May 27, 2010

The May 2010 Daring Bakers’ challenge was hosted by Cat of Little Miss Cupcake. Cat challenged everyone to make a piece montée, or croquembouche, based on recipes from Peter Kump’s Baking School in Manhattan and Nick Malgieri.

Hello, it's that time of month again!
I was really really REALLY stoked  when I found out what this months challenge was. Been wanting to make a croquembouche for a couple of YEARS now, but never plucked up the kahoonas to try. Another upside to the Daring Bakers, I guess I'm a wee bit more Gryffindor than I thought I was. ;-)

Alright, for those who are out of the loop, a piece montée, or croquembouche is a tower of creampuffs held together by a glaze, usually chocolate or caramel. People in France traditionally make this instead of the usual wedding cake. A professional one is supposed to look like this :
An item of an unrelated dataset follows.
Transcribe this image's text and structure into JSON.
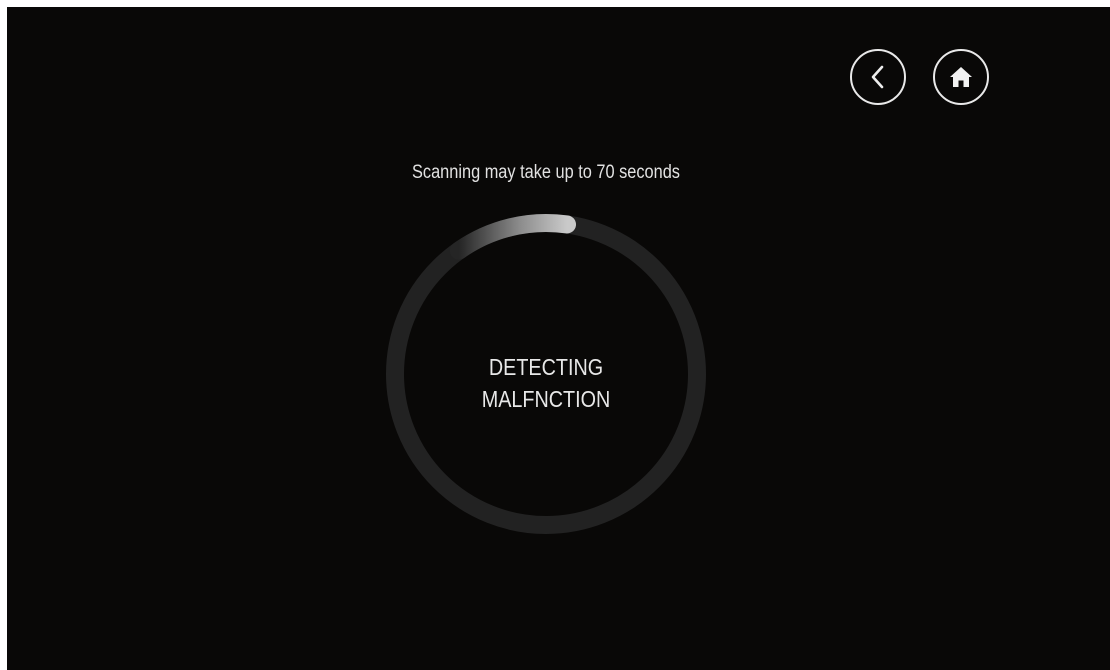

Ok, so mine didn't quite turn out as a tower.
More like a lopsided molehill really.
I made only half the recipe, because there aren't too many people at home and there was NO WAY a full sized croquembouche  was going to be finished, especially considering that this dessert has to be served ASAP. I filled the cream puffs with a coffee pastry cream and for the glaze I used caramel. It looked really pretty up close, but was really difficult to eat. The caramel made it almost impossible to pick an individual cream puff off without either:
a) ripping it in half, OR
b) ripping its immediate downstairs neighbour in half.
I think my pastry cream was a bit too sweet too, would cut down the sugar next time I do this. The best part about making the piece montée was the caramel strands surrounding the cream puffs. Sure, I got burnt a couple of times (OUCH, by the way) but that didn't stop me from flicking sugar like mad all over the thing.
and on myself.
and the kitchen table.
and the floor.
and maybe a little on my kitchen scale.

All in all, I had fun with this challenge. It may have seemed overwhelming in the beginning, but once I broke it down, it was a relatively enjoyable task. Albeit a rather long one. It you'd like to try to make this ( and you should. It's one of those things everyone should try before we get sent off to that big bakery in the sky ) then the recipe and instructions are here on the Daring Kitchen website.
Also, try to check out the creations of the other Daring Bakers on the blogroll. There are some that'll blow your mind!
Till next time, Ciao!


May 4, 2010

The April 2010 Daring Bakers’ challenge was hosted by Esther of The Lilac Kitchen. She challenged everyone to make a traditional British pudding using, if possible, a very traditional British ingredient: suet.

Boy am I LATE huh?
*brushes dust off blog*
Sorry bout that folks, I couldn't find my pictures until 2 days ago (they were still in my camera). But all hiccups aside, atleast I'm FINALLY posting, right?

So, let's get started.  Steamed English Pudding. This is going to be quite a short post, cause I don't really have much to say about it. The challenge was easy enough but quite frankly we weren't too nuts about it, infact the pudding was still sitting in the fridge 3 weeks after I made it. It tasted a bit odd really, but then again that's probably the recipes fault. I did like steaming the pudding, it came out nice and moist and a little spongy too. wasn't too hard to do either, but that's probably cause I have an actual steamer. I used chinese bowls to steam the sponges in, so they came out in really cute domes. As for using suet, the only one I could find was made from beef and due to religious issues, that's a bit of a no no for me. I used shortening instead. Also, for the fruit I threw in a little something special. For the past 4 months, I've had a container of fruitsoaking in brandy in my fridge. And when I say soaking, I mean SOAKING. I don't even remember what fruit I have in there anymore, but I do know it smells strong. Funnily enough, the pudding didn't taste very alcohol-ly when it was done. I served the cooked pudding with custard sauce on top. On the whole, a very -meh- tasting challenge. I will do it again, but I'll be wanting a different recipe to use. I have NO IDEA where this one came from ( I was searching and printing out a lot, OK?), Heck, I don't even remember what it's CALLED. So if anyone DOES know, just give me a shout. :-)
~ 90g self raising flour
~ pinch of salt
~ 90g breadcrumbs
~ 90g shreaded suet (again, I used shortening)
~ 90g raisins
~ 160g currants
~ 30g candied peel
~ 60g brown sugar
~ 1 egg
~ 6tbsp milk

Mix everything together, divide into molds and steam for 1 and a 1/2 - 2 hours. (OMG this has got to be the SHORTEST set of instructions I've EVER written on this blog.)

Please head on down to the Daring Bakers blogroll to check out what the others have done. It'll look pretty damn amazing! => http://thedaringkitchen.com/blogroll/bakers